Now for the pros. The quality sound of its Fender audio system will have you sitting in parking lots waiting for songs to finish before opening the door. The rear seating legroom is ample, with storage space under the seat. Moreover, the LED lights in the cargo bed are powerful enough to turn night into day. I appreciate that Nissan decided to stick with a simple pull-down gear shift lever instead of a dial. This kind of shifter is easier to use and feels almost nostalgic. My favorite thing about the Nissan Frontier Pro4X is how it drives. Its handling characteristic promotes joy even at school zone speeds. The Nissan Frontier is eager to please, like a Labrador puppy.

2022 Nissan Frontier Pricing and Gas Mileage

During 700 miles of heavy-footed driving, long-distance highway travel, and barreling down dirt roads, the 2022 Nissan Frontier Pro4X averaged 18 mpg. Typical fuel economy for a pickup truck that tips the scales at nearly 5,000 pounds. The Frontier’s exterior design may look sculpted like a disciplined workout routine but underneath it’s heavy bones.

The Nissan Frontier is available in 12 variants with two and four doors and an optional long bed. Off-road-focused variants like the ProX and Pro4X come standard only in crew cab configuration. Pricing starts at $27k for a 2022 Nissan Frontier King Cab S. The Pro4X trim starts at $37k and comes standard with a host of off-road goodies. These parts include front and rear stabilizer bars, Bilstein shocks, electronic locking rear differentials, skid plates for the truck’s oil pan, fuel tanks, and its two-speed transfer case. The set of 31.6-inch (265/70R17) all-terrain tires helps improve the truck’s ground clearance to 9.4-inches. In addition, the Frontier offers a 360 camera view and a forward-facing camera to see the trail ahead when shifted into 4LO.

Photo by Jesus R. Garcia

The Nissan Frontier Pro4X shown in this article has an MSRP price of $46,965 thanks to options like the sports bar, bed access retractable step, off-road step rails. In addition to the Technology Package, it includes the latest driver safety aids like lane departure, rear braking assist, rear cross-traffic alert, and intelligent cruise control. Nissan’s Pro Convenience Package features a spray-in bed liner, heated front seats and steering wheel, and the off-road mode camera monitor. Lastly, the Pro Premium Package adds leather seats, a sunroof, ten speakers worth of Fender audio, and a set of 17-inch Beadlock style alloy wheels.

A Mighty Midsize Pickup Truck

There are plenty of people who want a pickup truck more than they need one – and that’s fine.
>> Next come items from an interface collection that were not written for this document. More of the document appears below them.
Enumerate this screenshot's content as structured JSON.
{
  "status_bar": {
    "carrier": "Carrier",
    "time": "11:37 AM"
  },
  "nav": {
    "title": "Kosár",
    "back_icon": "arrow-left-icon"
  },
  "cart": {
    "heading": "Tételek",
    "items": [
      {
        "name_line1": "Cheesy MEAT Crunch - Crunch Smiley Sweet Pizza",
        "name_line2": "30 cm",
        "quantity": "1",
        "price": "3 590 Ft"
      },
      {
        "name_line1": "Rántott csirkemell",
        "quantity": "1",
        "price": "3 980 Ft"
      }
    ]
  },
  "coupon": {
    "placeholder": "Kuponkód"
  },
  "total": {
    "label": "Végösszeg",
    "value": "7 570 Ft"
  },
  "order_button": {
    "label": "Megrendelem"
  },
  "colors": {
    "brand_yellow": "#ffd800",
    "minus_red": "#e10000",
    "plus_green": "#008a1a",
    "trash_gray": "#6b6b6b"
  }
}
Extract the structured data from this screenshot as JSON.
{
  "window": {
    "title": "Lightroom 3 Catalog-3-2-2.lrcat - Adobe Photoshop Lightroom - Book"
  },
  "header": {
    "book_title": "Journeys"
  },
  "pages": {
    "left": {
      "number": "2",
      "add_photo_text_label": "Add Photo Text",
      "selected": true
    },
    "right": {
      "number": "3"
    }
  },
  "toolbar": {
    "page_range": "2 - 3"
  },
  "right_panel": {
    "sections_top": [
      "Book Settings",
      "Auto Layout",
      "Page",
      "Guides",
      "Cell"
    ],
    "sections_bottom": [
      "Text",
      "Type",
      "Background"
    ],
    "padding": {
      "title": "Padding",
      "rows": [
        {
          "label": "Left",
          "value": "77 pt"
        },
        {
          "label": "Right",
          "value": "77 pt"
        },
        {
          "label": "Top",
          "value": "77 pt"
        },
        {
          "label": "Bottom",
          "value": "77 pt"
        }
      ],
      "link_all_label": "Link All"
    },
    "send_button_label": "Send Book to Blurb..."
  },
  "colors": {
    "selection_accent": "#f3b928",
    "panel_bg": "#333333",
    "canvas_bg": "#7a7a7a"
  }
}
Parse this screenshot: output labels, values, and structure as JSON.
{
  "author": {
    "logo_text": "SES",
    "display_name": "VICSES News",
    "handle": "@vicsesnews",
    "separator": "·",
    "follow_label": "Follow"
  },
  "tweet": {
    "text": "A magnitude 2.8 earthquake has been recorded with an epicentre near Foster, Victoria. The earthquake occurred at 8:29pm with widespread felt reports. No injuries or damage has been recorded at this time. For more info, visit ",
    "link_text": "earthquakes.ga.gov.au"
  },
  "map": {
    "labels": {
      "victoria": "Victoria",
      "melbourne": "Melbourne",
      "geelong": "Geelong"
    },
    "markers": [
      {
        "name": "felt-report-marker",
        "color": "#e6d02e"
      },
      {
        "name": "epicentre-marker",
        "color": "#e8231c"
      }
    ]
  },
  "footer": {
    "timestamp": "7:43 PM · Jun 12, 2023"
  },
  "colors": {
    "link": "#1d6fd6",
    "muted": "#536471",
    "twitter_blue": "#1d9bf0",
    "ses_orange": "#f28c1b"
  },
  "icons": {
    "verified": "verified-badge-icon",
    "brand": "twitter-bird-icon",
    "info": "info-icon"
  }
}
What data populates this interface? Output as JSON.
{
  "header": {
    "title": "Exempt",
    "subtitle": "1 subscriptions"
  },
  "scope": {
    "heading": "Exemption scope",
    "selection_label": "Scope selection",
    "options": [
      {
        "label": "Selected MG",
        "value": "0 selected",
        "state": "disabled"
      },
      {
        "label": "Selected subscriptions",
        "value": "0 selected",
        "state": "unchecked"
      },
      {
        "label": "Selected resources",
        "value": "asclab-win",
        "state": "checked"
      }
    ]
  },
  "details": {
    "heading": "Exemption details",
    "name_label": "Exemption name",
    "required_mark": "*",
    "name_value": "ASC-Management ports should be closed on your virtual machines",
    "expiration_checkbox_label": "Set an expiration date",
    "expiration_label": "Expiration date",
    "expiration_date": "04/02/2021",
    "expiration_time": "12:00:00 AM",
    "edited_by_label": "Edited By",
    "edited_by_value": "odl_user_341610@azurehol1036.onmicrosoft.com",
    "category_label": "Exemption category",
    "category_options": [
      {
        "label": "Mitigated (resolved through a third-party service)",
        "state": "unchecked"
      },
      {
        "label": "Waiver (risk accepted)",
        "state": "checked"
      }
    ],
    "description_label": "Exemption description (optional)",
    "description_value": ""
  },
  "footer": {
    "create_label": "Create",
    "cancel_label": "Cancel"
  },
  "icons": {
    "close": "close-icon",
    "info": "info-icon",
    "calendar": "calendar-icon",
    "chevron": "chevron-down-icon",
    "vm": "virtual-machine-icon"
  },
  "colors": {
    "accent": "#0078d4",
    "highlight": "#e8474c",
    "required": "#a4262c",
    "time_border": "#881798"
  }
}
If you have the means, buy what you want. However, while owning a supercharged 4×4 sounds exciting, not everyone can afford to deal with their single-digit gas mileage and outrageous MSRPs. Thankfully, pickup trucks like the 2022 Nissan Frontier Pro4X offer a mid-sized alternative at a more reasonable, by comparison, price.

To sum up, the Nissan Frontier Pro4X offers truck buyers a viable option for a machine with 4×4 flare, muscle, and rugged good looks. On a side note, if I had a majority stake in Nissan, I would recommend devoting some resources to developing a NISMO edition Frontier for truck buyers more interested in humiliating Type-R Civics at street lights than going off-road.